The next several weeks were good times. Even though I wasn’t in “competition mode,” I still made several new friends, and I didn’t feel too out of place. No one made fun of me or looked down upon me, because they knew I wanted to run, just like them.
I even began to conform to my own schedule: I went to the locker room at the same time every day, I sat on the same bench, I always wore the same Atlanta Braves baseball cap — and I ran at my own pace. I even listened to the radio on my headphones before going outside, just to set my mind at ease. I still have a distinct memory of listening to Our Lady Peace’s “One Man Army.”
Another thing I gained was experience running in the cold — despite its name, indoor track isn’t ever held indoors. One day, it even began to snow. It was so cold we all opted to huddle in the weight room for a while.
After nearly a month of practicing with the team, I knew I had improved. Once school resumed after Christmas break, I decided not to finish the season. I hadn’t lost my motivation, though.
I rescued my treadmill from the cobwebs that had begun to spread over it, and I started using it again. After all, once I had started to develop my own style, I decided that I’d rather run by myself.
I think that was when I really knew I had crossed through some kind of barrier. Before indoor track, I felt like I wasn’t making sufficient progress in my effort to transform myself from vegetable to Ms. Active. But now I was much more confident. I knew that I could improve upon my current condition even more. I was bold.

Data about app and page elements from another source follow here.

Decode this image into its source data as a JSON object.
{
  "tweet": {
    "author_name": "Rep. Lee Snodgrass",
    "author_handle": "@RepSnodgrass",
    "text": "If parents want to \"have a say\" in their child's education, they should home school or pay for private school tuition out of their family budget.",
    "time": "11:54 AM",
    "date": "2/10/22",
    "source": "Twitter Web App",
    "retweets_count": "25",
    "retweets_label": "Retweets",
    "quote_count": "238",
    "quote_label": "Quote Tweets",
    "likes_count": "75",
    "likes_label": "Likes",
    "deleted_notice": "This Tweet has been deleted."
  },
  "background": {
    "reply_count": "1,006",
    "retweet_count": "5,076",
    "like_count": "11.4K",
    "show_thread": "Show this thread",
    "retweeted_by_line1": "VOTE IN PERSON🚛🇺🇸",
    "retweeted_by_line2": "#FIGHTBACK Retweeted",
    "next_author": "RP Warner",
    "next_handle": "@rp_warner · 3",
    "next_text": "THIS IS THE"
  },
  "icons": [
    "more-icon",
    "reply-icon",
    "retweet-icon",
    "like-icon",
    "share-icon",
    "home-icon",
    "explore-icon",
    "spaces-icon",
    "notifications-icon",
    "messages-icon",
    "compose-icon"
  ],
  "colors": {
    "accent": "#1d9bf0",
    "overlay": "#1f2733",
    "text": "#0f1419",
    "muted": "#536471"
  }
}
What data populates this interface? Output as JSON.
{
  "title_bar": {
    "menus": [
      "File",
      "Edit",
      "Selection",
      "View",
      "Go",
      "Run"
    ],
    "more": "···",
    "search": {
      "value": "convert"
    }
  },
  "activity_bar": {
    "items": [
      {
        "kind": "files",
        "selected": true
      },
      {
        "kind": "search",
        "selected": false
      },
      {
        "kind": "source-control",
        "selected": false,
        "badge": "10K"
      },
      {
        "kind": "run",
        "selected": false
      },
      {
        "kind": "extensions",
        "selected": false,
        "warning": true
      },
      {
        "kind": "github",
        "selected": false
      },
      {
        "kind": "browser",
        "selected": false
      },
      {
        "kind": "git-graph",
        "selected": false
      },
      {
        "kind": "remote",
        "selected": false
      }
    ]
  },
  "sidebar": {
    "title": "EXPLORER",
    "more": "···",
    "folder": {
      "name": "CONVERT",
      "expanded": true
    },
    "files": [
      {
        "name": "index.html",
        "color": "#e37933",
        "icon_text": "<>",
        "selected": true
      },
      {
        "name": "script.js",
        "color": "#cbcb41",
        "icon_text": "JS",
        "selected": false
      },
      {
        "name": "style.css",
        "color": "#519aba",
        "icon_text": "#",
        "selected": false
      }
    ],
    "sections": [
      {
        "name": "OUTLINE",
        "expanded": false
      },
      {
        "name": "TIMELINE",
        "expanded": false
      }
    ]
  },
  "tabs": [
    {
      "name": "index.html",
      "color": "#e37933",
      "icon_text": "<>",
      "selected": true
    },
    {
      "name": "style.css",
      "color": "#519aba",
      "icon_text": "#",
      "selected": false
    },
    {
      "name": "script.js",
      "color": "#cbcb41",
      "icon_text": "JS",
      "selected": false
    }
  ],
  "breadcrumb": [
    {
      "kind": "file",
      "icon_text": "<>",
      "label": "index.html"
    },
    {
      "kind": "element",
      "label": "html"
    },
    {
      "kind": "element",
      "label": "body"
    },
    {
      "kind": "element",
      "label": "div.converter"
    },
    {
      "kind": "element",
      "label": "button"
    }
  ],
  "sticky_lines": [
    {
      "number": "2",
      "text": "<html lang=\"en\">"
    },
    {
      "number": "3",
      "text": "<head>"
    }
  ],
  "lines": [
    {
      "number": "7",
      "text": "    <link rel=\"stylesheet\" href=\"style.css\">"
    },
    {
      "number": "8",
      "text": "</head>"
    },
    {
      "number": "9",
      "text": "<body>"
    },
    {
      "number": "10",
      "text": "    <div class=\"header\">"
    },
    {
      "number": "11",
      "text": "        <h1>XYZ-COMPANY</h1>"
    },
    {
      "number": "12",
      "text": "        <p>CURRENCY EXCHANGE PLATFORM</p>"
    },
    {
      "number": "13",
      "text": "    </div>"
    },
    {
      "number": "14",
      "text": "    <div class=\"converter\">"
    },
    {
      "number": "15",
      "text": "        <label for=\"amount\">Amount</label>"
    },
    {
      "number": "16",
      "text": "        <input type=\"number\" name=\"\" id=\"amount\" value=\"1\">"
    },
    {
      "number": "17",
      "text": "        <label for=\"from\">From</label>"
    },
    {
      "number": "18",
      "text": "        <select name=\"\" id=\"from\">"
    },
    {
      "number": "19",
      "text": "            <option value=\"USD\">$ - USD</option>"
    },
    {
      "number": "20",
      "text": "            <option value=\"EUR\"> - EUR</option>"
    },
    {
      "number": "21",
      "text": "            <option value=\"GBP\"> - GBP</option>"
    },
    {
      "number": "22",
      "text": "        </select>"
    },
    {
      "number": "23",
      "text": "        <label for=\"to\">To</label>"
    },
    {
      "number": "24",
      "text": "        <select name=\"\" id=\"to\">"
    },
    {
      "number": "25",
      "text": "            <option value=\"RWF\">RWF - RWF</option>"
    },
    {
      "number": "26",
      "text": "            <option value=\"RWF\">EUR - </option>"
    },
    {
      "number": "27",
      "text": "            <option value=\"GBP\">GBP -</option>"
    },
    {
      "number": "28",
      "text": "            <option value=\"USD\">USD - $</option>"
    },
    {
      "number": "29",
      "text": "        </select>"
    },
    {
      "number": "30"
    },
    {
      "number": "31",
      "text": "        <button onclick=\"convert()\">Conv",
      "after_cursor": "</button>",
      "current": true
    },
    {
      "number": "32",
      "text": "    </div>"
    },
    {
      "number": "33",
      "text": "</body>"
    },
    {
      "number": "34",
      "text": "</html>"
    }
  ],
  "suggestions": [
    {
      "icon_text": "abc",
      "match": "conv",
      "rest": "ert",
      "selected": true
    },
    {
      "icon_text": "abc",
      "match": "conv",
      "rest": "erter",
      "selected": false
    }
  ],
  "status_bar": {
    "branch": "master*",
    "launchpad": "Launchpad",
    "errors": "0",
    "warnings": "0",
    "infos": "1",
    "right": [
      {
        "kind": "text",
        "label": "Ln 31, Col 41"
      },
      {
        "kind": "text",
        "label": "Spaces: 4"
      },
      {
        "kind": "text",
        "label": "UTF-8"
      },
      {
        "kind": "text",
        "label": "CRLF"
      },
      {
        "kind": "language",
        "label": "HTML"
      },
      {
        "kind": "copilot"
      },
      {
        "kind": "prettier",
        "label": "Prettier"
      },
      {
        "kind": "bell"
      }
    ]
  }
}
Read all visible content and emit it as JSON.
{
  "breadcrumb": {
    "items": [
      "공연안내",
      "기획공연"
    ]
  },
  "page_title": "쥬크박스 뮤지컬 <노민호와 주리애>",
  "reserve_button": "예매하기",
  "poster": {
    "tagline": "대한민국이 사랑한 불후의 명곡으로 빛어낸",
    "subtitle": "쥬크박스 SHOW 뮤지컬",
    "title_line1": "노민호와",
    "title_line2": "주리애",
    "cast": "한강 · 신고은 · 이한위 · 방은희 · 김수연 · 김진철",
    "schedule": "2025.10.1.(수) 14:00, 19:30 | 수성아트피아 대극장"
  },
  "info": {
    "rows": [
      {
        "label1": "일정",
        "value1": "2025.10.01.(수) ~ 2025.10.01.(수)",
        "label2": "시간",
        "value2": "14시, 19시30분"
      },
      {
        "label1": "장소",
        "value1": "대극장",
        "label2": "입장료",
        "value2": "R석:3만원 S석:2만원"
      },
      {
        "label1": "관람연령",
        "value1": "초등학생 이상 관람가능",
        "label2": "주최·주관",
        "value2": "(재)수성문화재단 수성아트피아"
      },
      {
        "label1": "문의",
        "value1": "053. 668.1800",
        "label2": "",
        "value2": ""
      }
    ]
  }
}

I was better prepared to challenge myself.
Now, as I sit here, I am reminded of a conversation I had last night with my friends. We had perused the automobile magazines at a book store that evening and were making fun of the fact that they had random models on the cover that basically sang the words “Sex! Sex! Buy me! Sex!!”
We agreed that women are often portrayed distastefully. I told them how I want to be buff. Not bulky and veiny. I want to be strong.
My friends agreed — they even said that muscular women are more beautiful than those thin bony model types. I don’t like people associating women with weakness, and while I’m not trying to prove anything by having some amount of strength, I know it’s important to me. It’s important because it has taught me so much. I’ve learned to respect myself, take care of my body, and appreciate the benefits of good old-fashioned exercise. It’s quite a change from the Reese’s eating kid who was too lazy to play.
So, my birthday is approaching, and I told my parents that I would like some hand weights. I said, “Well, if we can’t join American Family Fitness, at least let me have some hand weights. I promise I’ll use them; you have my word!”
Of course, my mother is under the impression that I should never lift anything over 5 pounds … not any time, ever. But sooner or later, you have to add weight to improve, no?
I remember the blunt, perhaps ill-advised words of my elementary school gym teacher. She said that if there are two applicants for a job, one who can type around 50 words a minute and one who can type 40 words a minute, it comes down to appearance. The more attractive, physically fit, yet slower (typist) will most likely get the job.
I think it’s the third woman who gets the job: the one who uses hand weights to strengthen her arms and wrists so they can handle the stress of typing. That third woman is me. I’ve proved these teachers and coaches wrong. I tore apart their expectations, and if I weren’t so damn polite, mannerly and respectful, I would go back to them and get in their faces. (“Look at me now, bitch!”)
But I’m not going to do that. Besides, it’s about 4:30, time for me to go warm up for a long run.